From Socialist Worker Review, No.139, February 1991, p.7.
Transcribed & marked up by Einde O’Callaghan for the Marxists’ Internet Archive.
HOW TO account for the extraordinary shifts of British public opinion in the first week of the war?
On the eve of war, the United Nations Association commissioned a public opinion poll which asked whether people favoured immediate war after the 15 January deadline or whether sanctions should be given more time to work.
The answers were 47 percent in favour of instant war, 42 percent against. Within a week of the war starting, the polls were proudly recording that more than 70 percent of the British people supported it.
One explanation for the switch is what might be called the Denis Healey view of things. He was against the war until it started but refused to say anything against it after it broke out.
Healey even voted for the war he had previously opposed, and not a word has passed his lips about the awful dangers of a long war on which subject he was so eloquent before it started.
But this isn’t enough to explain quite such a dramatic turnaround. At least part of the responsibility is attached to the way in which the media has been so successfully massaged into war hysteria.
One of the mistakes made by many socialists when they criticise the media is to complain about the lack of a range of views. Only one set of opinions, they argue (that of the government and the ruling class) is allowed to circulate in capitalist media. This is often demonstrably false.
Even in the case of the current war, it is simply not true.
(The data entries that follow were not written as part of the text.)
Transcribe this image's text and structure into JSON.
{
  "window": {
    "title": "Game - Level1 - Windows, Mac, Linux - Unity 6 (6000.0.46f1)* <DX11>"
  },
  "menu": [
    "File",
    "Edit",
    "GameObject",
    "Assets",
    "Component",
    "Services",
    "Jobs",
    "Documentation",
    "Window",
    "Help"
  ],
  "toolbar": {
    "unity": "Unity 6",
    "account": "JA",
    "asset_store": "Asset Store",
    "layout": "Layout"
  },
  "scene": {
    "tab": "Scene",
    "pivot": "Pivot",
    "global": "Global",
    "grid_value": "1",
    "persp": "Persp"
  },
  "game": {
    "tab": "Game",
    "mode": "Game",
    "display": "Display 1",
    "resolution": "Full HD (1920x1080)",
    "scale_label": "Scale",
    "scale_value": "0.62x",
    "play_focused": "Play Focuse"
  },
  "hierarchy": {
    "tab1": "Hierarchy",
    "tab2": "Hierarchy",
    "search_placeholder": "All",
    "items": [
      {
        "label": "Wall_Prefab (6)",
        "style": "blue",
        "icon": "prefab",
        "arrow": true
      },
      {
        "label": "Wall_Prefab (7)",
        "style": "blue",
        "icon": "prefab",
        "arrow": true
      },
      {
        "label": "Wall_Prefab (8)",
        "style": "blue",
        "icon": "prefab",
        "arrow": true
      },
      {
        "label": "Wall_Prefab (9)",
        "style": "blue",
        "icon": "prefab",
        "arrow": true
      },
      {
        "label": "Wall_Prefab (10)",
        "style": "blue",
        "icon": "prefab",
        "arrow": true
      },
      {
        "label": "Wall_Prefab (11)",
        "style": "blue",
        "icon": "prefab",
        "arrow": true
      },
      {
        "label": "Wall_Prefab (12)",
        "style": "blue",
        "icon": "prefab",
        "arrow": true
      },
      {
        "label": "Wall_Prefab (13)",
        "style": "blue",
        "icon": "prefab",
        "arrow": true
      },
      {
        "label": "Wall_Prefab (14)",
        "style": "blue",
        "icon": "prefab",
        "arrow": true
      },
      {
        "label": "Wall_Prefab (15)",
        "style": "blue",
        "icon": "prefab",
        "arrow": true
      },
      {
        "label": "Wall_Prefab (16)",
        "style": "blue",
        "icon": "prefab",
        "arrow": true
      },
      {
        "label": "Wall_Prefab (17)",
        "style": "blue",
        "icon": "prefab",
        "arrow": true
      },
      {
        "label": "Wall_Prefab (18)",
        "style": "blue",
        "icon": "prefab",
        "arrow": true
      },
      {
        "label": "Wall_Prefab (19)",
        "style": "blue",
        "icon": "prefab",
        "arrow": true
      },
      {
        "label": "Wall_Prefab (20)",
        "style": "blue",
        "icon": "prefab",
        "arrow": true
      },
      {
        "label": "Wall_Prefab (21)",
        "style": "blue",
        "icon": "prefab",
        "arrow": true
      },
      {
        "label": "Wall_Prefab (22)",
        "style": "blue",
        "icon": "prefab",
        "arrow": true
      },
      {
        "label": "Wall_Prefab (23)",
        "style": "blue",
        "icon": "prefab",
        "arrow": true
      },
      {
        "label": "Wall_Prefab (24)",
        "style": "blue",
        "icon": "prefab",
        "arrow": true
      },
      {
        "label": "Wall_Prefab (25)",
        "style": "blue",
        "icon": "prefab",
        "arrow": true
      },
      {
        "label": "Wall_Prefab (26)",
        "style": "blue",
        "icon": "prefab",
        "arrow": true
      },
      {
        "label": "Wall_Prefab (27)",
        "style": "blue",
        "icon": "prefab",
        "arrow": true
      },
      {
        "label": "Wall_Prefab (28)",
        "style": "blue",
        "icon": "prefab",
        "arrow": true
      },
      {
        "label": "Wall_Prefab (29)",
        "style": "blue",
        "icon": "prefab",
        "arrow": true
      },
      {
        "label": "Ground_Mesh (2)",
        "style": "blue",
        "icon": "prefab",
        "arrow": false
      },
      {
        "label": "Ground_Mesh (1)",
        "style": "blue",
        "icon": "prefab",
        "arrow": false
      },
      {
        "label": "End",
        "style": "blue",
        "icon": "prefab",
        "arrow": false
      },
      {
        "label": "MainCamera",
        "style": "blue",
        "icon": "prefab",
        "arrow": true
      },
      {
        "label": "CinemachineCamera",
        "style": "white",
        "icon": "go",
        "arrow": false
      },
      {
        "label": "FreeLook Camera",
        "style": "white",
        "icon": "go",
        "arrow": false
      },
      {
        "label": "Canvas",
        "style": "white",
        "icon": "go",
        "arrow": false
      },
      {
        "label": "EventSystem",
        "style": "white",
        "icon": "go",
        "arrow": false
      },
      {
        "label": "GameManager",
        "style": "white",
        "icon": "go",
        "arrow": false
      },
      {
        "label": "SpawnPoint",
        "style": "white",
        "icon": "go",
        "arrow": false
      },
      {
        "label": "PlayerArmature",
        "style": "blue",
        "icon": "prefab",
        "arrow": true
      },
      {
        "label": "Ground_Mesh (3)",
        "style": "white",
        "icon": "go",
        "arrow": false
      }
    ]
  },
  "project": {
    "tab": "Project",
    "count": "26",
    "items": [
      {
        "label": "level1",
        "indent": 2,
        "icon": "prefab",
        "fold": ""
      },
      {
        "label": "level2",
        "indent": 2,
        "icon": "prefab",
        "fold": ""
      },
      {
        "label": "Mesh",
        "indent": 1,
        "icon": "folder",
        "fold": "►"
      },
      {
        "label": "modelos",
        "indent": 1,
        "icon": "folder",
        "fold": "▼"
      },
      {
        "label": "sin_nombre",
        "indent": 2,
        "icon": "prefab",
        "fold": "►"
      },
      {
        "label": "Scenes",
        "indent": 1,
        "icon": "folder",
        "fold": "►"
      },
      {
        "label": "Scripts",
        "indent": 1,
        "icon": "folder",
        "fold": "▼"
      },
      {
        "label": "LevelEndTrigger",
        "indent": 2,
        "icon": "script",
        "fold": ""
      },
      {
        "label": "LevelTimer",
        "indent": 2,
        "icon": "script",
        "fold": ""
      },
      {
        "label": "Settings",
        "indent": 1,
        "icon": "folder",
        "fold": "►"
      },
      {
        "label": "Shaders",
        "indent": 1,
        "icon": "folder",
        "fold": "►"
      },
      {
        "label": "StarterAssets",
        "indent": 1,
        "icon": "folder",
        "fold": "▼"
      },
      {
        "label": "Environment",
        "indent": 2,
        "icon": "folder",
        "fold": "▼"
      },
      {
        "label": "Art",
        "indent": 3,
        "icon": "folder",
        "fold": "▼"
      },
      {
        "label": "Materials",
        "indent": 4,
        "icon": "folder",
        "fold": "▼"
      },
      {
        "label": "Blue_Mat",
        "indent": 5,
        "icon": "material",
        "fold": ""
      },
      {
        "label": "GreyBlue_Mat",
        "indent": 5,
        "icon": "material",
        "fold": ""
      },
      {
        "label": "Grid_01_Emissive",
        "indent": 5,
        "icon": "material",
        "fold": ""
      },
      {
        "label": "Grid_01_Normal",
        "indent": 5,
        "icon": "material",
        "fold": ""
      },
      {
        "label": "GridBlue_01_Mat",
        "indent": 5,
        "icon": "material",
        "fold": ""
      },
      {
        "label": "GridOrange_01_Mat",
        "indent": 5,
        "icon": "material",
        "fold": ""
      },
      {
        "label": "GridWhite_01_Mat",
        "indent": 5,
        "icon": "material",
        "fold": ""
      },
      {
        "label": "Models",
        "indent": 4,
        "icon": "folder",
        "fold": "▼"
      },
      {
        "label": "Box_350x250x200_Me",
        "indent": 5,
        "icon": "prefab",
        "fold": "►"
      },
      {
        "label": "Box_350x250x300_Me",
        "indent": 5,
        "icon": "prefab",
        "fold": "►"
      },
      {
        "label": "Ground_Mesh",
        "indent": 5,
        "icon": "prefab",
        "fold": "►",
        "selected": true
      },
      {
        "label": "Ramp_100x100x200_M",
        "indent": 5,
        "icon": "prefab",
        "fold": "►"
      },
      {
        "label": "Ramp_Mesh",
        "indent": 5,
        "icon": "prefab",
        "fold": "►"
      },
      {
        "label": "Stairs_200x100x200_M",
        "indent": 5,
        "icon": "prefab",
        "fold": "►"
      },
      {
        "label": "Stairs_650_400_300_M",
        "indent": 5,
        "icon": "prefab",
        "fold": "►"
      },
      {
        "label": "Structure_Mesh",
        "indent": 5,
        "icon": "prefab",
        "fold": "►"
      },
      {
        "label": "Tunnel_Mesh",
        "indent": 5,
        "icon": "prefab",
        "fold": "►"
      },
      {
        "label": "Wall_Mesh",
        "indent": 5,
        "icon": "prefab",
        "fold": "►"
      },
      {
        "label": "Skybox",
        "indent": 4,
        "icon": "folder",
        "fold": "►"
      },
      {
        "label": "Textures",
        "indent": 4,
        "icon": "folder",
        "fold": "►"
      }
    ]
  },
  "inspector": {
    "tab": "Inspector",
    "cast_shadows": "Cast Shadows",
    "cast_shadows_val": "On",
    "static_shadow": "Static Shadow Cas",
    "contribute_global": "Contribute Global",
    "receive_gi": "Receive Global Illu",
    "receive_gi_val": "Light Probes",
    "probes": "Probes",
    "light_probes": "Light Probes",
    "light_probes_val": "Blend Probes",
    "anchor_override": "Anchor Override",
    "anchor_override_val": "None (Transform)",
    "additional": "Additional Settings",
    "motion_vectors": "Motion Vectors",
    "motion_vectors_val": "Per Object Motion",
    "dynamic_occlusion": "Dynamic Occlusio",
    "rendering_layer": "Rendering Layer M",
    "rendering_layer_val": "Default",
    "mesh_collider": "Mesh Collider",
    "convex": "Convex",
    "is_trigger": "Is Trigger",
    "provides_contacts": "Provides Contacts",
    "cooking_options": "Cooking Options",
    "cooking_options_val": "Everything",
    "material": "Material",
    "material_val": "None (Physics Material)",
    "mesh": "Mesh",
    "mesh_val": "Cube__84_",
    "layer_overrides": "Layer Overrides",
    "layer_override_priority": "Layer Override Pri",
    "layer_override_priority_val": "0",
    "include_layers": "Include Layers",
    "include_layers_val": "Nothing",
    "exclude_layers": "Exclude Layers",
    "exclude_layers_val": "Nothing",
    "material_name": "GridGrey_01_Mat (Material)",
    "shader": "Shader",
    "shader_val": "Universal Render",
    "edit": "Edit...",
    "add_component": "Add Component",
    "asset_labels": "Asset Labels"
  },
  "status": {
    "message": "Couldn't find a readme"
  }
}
Tony Benn, for instance, has been in high demand, as has Tam Dalyell.
In the newspapers, Edward Pearce and John Pilger in the Guardian and no less than three of the five regular columnists on the Daily Mirror have come out against the war while it is being fought.
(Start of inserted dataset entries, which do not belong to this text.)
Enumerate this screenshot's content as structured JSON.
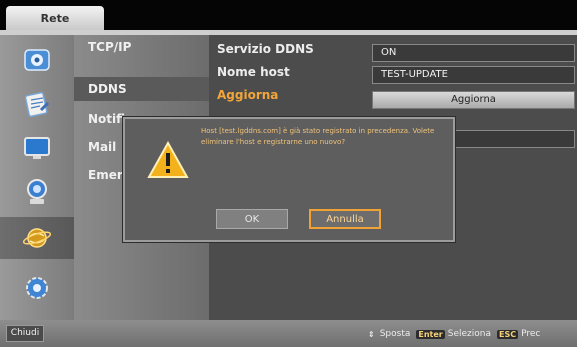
{
  "header": {
    "tab_label": "Rete"
  },
  "sidebar_icons": [
    {
      "icon": "settings-icon"
    },
    {
      "icon": "notes-icon"
    },
    {
      "icon": "display-icon"
    },
    {
      "icon": "camera-icon"
    },
    {
      "icon": "network-globe-icon"
    },
    {
      "icon": "gear-icon"
    }
  ],
  "menu": {
    "items": [
      {
        "label": "TCP/IP"
      },
      {
        "label": "DDNS"
      },
      {
        "label": "Notifica"
      },
      {
        "label": "Mail"
      },
      {
        "label": "Emer"
      }
    ],
    "selected": "DDNS"
  },
  "settings": {
    "rows": [
      {
        "label": "Servizio DDNS",
        "value": "ON"
      },
      {
        "label": "Nome host",
        "value": "TEST-UPDATE"
      },
      {
        "label": "Aggiorna",
        "value": "Aggiorna"
      }
    ]
  },
  "dialog": {
    "message": "Host [test.lgddns.com] è già stato registrato in precedenza. Volete eliminare l'host e registrarne uno nuovo?",
    "ok_label": "OK",
    "cancel_label": "Annulla",
    "icon": "warning-icon"
  },
  "footer": {
    "close_label": "Chiudi",
    "hints": [
      {
        "key": "⇕",
        "text": "Sposta"
      },
      {
        "key": "Enter",
        "text": "Seleziona"
      },
      {
        "key": "ESC",
        "text": "Prec"
      }
    ]
  },
  "colors": {
    "accent": "#f2a63a",
    "panel": "#4c4c4c",
    "dialog": "#5e5e5e"
  }
}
The point is not so much that the (minority) views against the war are not being expressed. The point is that the information both about the conduct of the war and about its origins has been systematically suppressed, so that people simply do not have the facts in front of them. simply do not have the facts in front of them.
Herculean efforts have been made to ensure that even the miserable freedoms afforded to reporters and camera crews in the Falklands War are not available this time.
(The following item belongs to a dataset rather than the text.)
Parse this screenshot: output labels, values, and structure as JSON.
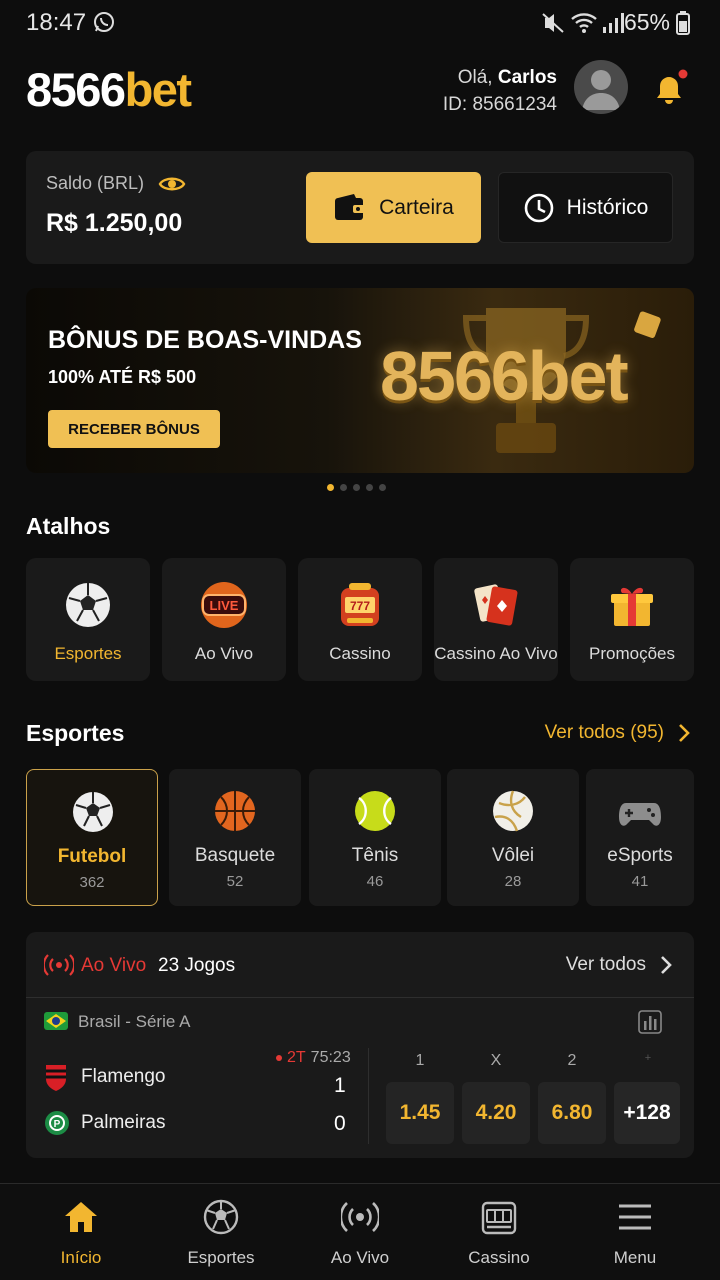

Each journalist in the Middle East is shepherded by military censors, usually through the newly created Media Control Units (or MRTs as they are called). Just in case one of these shepherded
journalists gets hold of some ‘dangerous’ information, every single official and pooled report is passed back through the Pentagon in Washington before it can be published.
When Robert Fisk of the Independent slipped through this net, and found a British army unit lost in the desert, the whole media control industry went berserk.
The guidelines issued to editors at the start of the war (or ‘conflict’ as it is called in media jargon) knock out pretty well every possible reporting of every possible fact.
They make special reference to the reporting of any damage done to any naval vessel (remembering, presumably, the havoc caused to the war effort when HMS Sheffield was hit by an Argentine Exocet off the Falklands).
Names, numbers and pictures of casualties are totally banned until the censor has announced them. Remember the chaos following the bombing of two transport ships in the Falklands when there happened by bad luck to be a camera crew in the area?
Locking journalists up in Riyadh, Bahrein and Dahran has secured the first urgent priority: to prevent any news whatever emerging from Iraq during the carpet bombing of Baghdad, Basra, Mosul and other cities.
Thus ten times the amount of explosives dropped on Hiroshima were dropped in Iraq without, according to the media, a single civilian dying.
Saddam has been happy to play along with this foul fiction, no doubt because a lifetime as a military commander teaches him that casualties on your side are not human lives lost as much as successes for the other side.
Many journalists have been stunned by the extent of the censorship into a sullen acceptance of it.
The sheer excitement of putting on gas masks and attending briefings in battledress (as the military insist that correspondents in Saudi Arabia do) has convinced many correspondents that they are fighting the war as well.
Others at home, or safe in Cairo or Ankara, have fallen in with the general view that in wartime it is right to tell a lot of lies and dress it up in expert military doggerel.
But there is resistance, and at the first meeting of Media Workers Against the War on 28 January it came out into the open.
The importance of this new organisation is that it can give some courage to those journalists who are opposed to the war and refuse to be browbeaten by the censor or by their executives into telling lies or indulging in hype.
The arguments against the war are so strong, and the popular support for war so fragile, that journalists’ resistance to censorship inside and outside media offices is likely to grow.
One way of pushing it along is to organise small groups of anti-war journalists inside the offices, and to meet regularly to discuss its coverage.
One reason why the authorities are so keen to get the war over quickly is that the longer it drags on the more reluctant will journalists be to lie about it.
Last updated on 30.12.2004